* [What you should do] All of the data below should be printed again word for word, pictures excluded.

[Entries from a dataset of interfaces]
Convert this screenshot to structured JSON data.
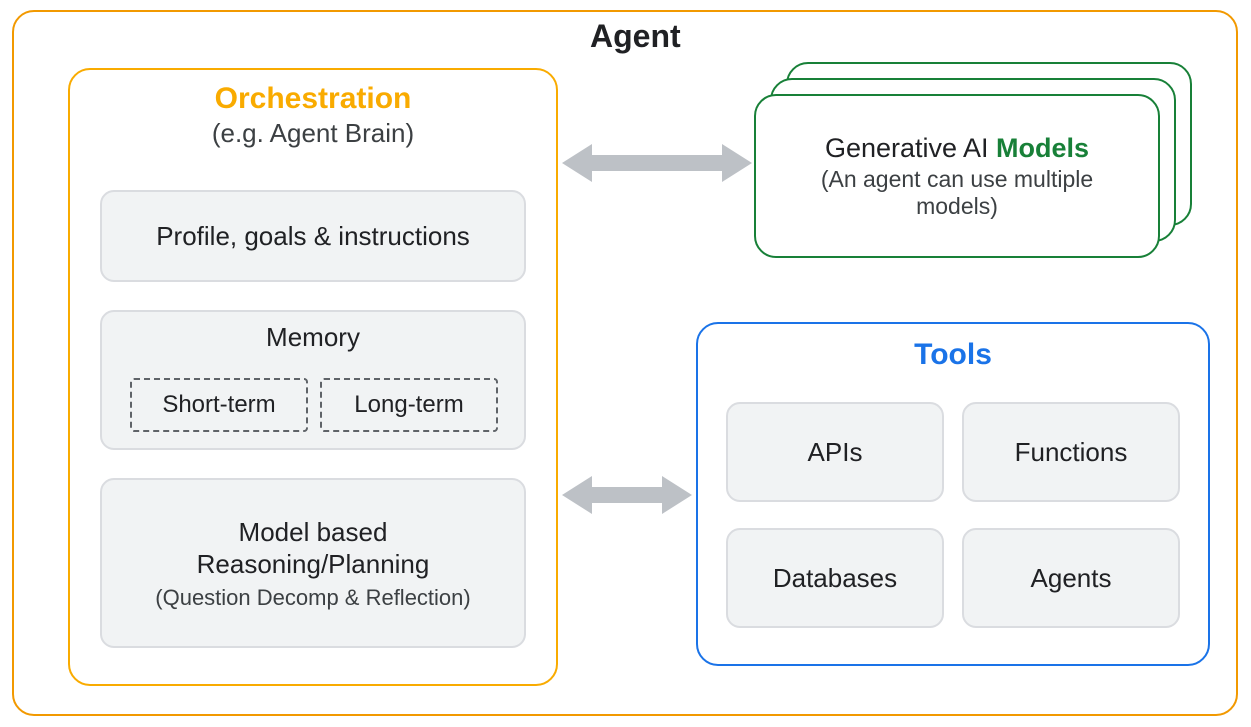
{
  "agent": {
    "title": "Agent"
  },
  "orchestration": {
    "title": "Orchestration",
    "subtitle": "(e.g. Agent Brain)",
    "profile_box": "Profile, goals & instructions",
    "memory_title": "Memory",
    "memory_short": "Short-term",
    "memory_long": "Long-term",
    "reasoning_line1": "Model based",
    "reasoning_line2": "Reasoning/Planning",
    "reasoning_sub": "(Question Decomp & Reflection)"
  },
  "models": {
    "prefix": "Generative AI ",
    "highlight": "Models",
    "sub1": "(An agent can use multiple",
    "sub2": "models)"
  },
  "tools": {
    "title": "Tools",
    "items": [
      "APIs",
      "Functions",
      "Databases",
      "Agents"
    ]
  },
  "colors": {
    "orange": "#f29900",
    "yellow": "#f9ab00",
    "green": "#188038",
    "blue": "#1a73e8",
    "grey_border": "#dadce0",
    "grey_fill": "#f1f3f4",
    "arrow": "#bdc1c6",
    "text": "#202124"
  }
}
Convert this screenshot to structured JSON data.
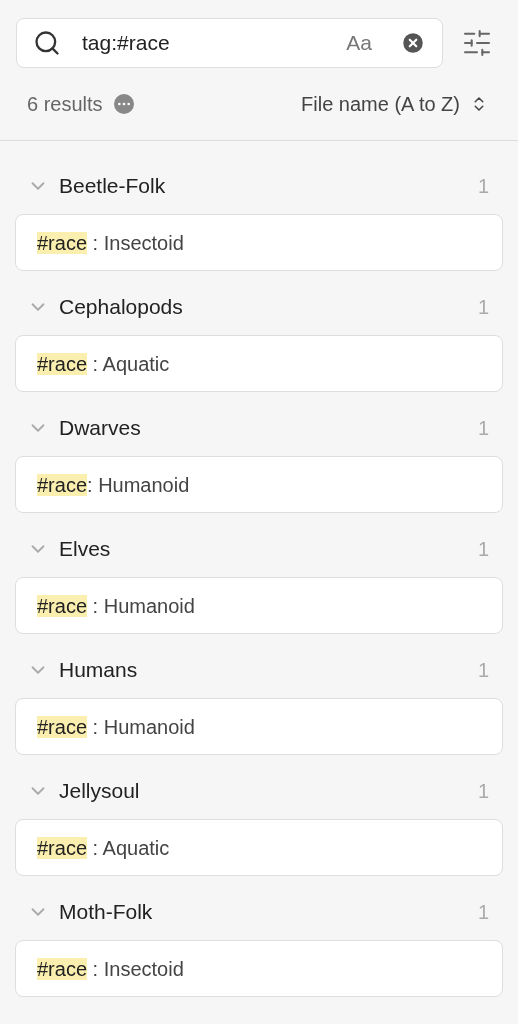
{
  "search": {
    "value": "tag:#race",
    "match_case_label": "Aa"
  },
  "summary": {
    "count": "6 results",
    "sort": "File name (A to Z)"
  },
  "groups": [
    {
      "title": "Beetle-Folk",
      "count": "1",
      "expanded": true,
      "matches": [
        {
          "tag": "#race",
          "rest": " : Insectoid"
        }
      ]
    },
    {
      "title": "Cephalopods",
      "count": "1",
      "expanded": true,
      "matches": [
        {
          "tag": "#race",
          "rest": " : Aquatic"
        }
      ]
    },
    {
      "title": "Dwarves",
      "count": "1",
      "expanded": true,
      "matches": [
        {
          "tag": "#race",
          "rest": ": Humanoid"
        }
      ]
    },
    {
      "title": "Elves",
      "count": "1",
      "expanded": true,
      "matches": [
        {
          "tag": "#race",
          "rest": " : Humanoid"
        }
      ]
    },
    {
      "title": "Humans",
      "count": "1",
      "expanded": true,
      "matches": [
        {
          "tag": "#race",
          "rest": " : Humanoid"
        }
      ]
    },
    {
      "title": "Jellysoul",
      "count": "1",
      "expanded": true,
      "matches": [
        {
          "tag": "#race",
          "rest": " : Aquatic"
        }
      ]
    },
    {
      "title": "Moth-Folk",
      "count": "1",
      "expanded": true,
      "matches": [
        {
          "tag": "#race",
          "rest": " : Insectoid"
        }
      ]
    }
  ]
}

* [Reply]
Convert this screenshot to structured JSON data.
{
  "agent": {
    "title": "Agent"
  },
  "orchestration": {
    "title": "Orchestration",
    "subtitle": "(e.g. Agent Brain)",
    "profile_box": "Profile, goals & instructions",
    "memory_title": "Memory",
    "memory_short": "Short-term",
    "memory_long": "Long-term",
    "reasoning_line1": "Model based",
    "reasoning_line2": "Reasoning/Planning",
    "reasoning_sub": "(Question Decomp & Reflection)"
  },
  "models": {
    "prefix": "Generative AI ",
    "highlight": "Models",
    "sub1": "(An agent can use multiple",
    "sub2": "models)"
  },
  "tools": {
    "title": "Tools",
    "items": [
      "APIs",
      "Functions",
      "Databases",
      "Agents"
    ]
  },
  "colors": {
    "orange": "#f29900",
    "yellow": "#f9ab00",
    "green": "#188038",
    "blue": "#1a73e8",
    "grey_border": "#dadce0",
    "grey_fill": "#f1f3f4",
    "arrow": "#bdc1c6",
    "text": "#202124"
  }
}
Convert this screenshot to structured JSON data.
{
  "search": {
    "value": "tag:#race",
    "match_case_label": "Aa"
  },
  "summary": {
    "count": "6 results",
    "sort": "File name (A to Z)"
  },
  "groups": [
    {
      "title": "Beetle-Folk",
      "count": "1",
      "expanded": true,
      "matches": [
        {
          "tag": "#race",
          "rest": " : Insectoid"
        }
      ]
    },
    {
      "title": "Cephalopods",
      "count": "1",
      "expanded": true,
      "matches": [
        {
          "tag": "#race",
          "rest": " : Aquatic"
        }
      ]
    },
    {
      "title": "Dwarves",
      "count": "1",
      "expanded": true,
      "matches": [
        {
          "tag": "#race",
          "rest": ": Humanoid"
        }
      ]
    },
    {
      "title": "Elves",
      "count": "1",
      "expanded": true,
      "matches": [
        {
          "tag": "#race",
          "rest": " : Humanoid"
        }
      ]
    },
    {
      "title": "Humans",
      "count": "1",
      "expanded": true,
      "matches": [
        {
          "tag": "#race",
          "rest": " : Humanoid"
        }
      ]
    },
    {
      "title": "Jellysoul",
      "count": "1",
      "expanded": true,
      "matches": [
        {
          "tag": "#race",
          "rest": " : Aquatic"
        }
      ]
    },
    {
      "title": "Moth-Folk",
      "count": "1",
      "expanded": true,
      "matches": [
        {
          "tag": "#race",
          "rest": " : Insectoid"
        }
      ]
    }
  ]
}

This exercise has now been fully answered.